projects, they led 20 backyard Bible clubs, 20 Vacation Bible Schools, 11
sports camps and 23 other ministry projects.
Because of the World Changers sacrifices, 942 people in the communities
where the projects took place chose to put their faith in Christ, and almost
$96,000 was raised for on mission causes.
Source: "1999 World Changers Statistics," Student Volunteer
"A cartoonist must be given the chance to do his own preaching," Peanuts
creator Charles Schulz once said. And the countrys best-known cartoonist, who
died in his sleep this year at age 77, subtly communicated biblical truths in
his daily strip for nearly 50 years.
Schulz grew up in a Christian home and taught a Sunday school class. He
regularly interjected biblical ideas into his strip, such as one in which Linus
demonstrates the parable of the foolish man who built his house on the sand
only to see the wind and waves wash it away, according to Beliefnet.com. "I
know theres a lesson in this somewhere," Linus says over the ruins of his
Schulz said he "would rather bend a message a little bit to put over a point
than to have a whole strip dropped because it was too obvious." Yet his
characters demonstrated mans sinfulness and need for Christ, said pastor Robert
Short, who wrote The Gospel According to Peanuts, published in 1965, which sold
more than 10 million copies. Lucys stubbornnessevidenced when she once said she
would rather die than ask for forgivenessrepresents original sin, while Snoopy
is the ideal Christian, Short said.
Shorts book intersperses lessons from Peanuts with theological statements
from Paul, Christian philosopher and theologian Soren Kierkegaard, and author
Graham Greene, Christianity Today said. A commemorative edition of the book
(Westminster John Knox Press) was released in Febuary 2000.
Source:ReligionToday.com, February 16,
Source: "Watch children for signs," by Pamela Boucher, Facts &
Trends, October 1999.
Steven Waldman, editor in chief of Beliefnet.com
Source: "A community of believers of all faiths," USA Today,
January 13, 2000.
Nearly all Americans who pray believe that their prayers are heard and have
been answered. But 20 percent have been angered on at least one occasion
because they believe their prayers havent been answered.
Why do people pray? Survey responses include asking for their familys well-
being, adoration of God and asking to win the lottery.
A majority56 percentsay their prayers are conversational. Others say their
prayers are more meditative and reflective (15 percent) or are more formal,
such as reciting the Lords Prayer (13 percent), or a combination of all three
As we approach the National Day of Prayer (May 4, 2000), a recent Gallup
poll suggests that many Americans dont just pray on special, designated days
but on a regular basis.
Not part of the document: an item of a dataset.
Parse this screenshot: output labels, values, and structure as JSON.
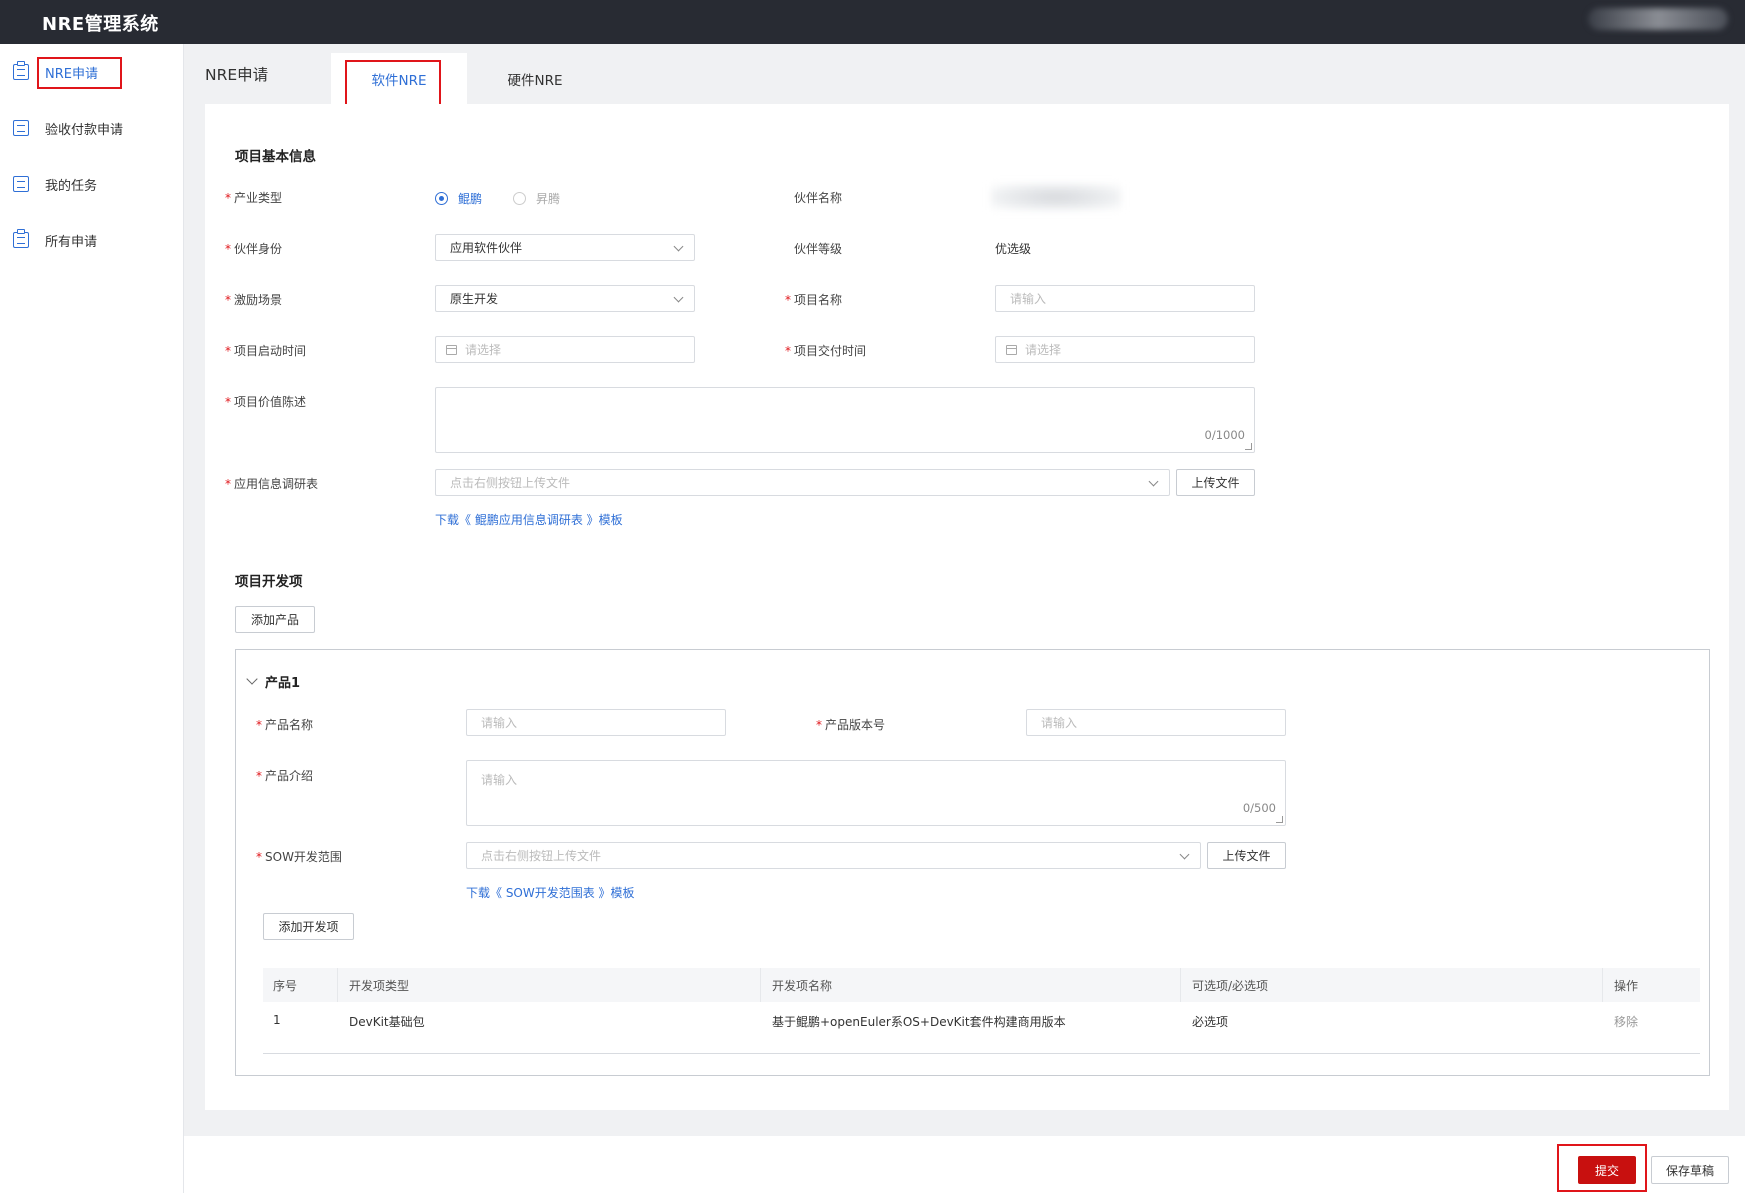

Overall, 90 percent claim to engage in prayer, a
proportion that hasnt changed much over the last half-century. Seventy-five
percent claim to pray on a daily basis. Beyond that, 15 percent say they pray
at least once a week, while only 6 percent pray less frequently than that.
Source: "As Nation Observes National Day of Prayer, 9 in 10 Pray3 in 4
Daily," The Gallup Organization, May 6, 1999.
"People are searching for God," said NRB president Brandt Gustafson. "We are
so thankful for the broadcasters who are dedicated to pointing their audience
Source: National Religious Broadcasters, March 22, 2000.
As the calendar turned over to 2000, the official number of North American
Mission Board missionaries was 5,025. A significant goal of the 1976 Bold
Mission Thrust initiative had been to reach the goal of 5,000 active
missionaries by that date.
Of missionaries approved and appointed, 3,264 are
missionaries and their spouses operating under various levels of cooperative
funding with state conventions and local associations. Another 1,761 are
long-term volunteers with two or more years of service operating under the
Mission Service Corps program.
The number of appointments for the year is up sharply over the past few
years, from 154 in 1996 to 327 in 1999. Interviews of potential missionaries
rose from 240 in 1997 to 411 in 1999.
Source: Convention Relations Team, North American Mission
A Southern Baptist Convention entity supported by the Cooperative Program and theAnnie Armstrong Easter Offering® ©Copyright 2013 North American Mission Board, SBC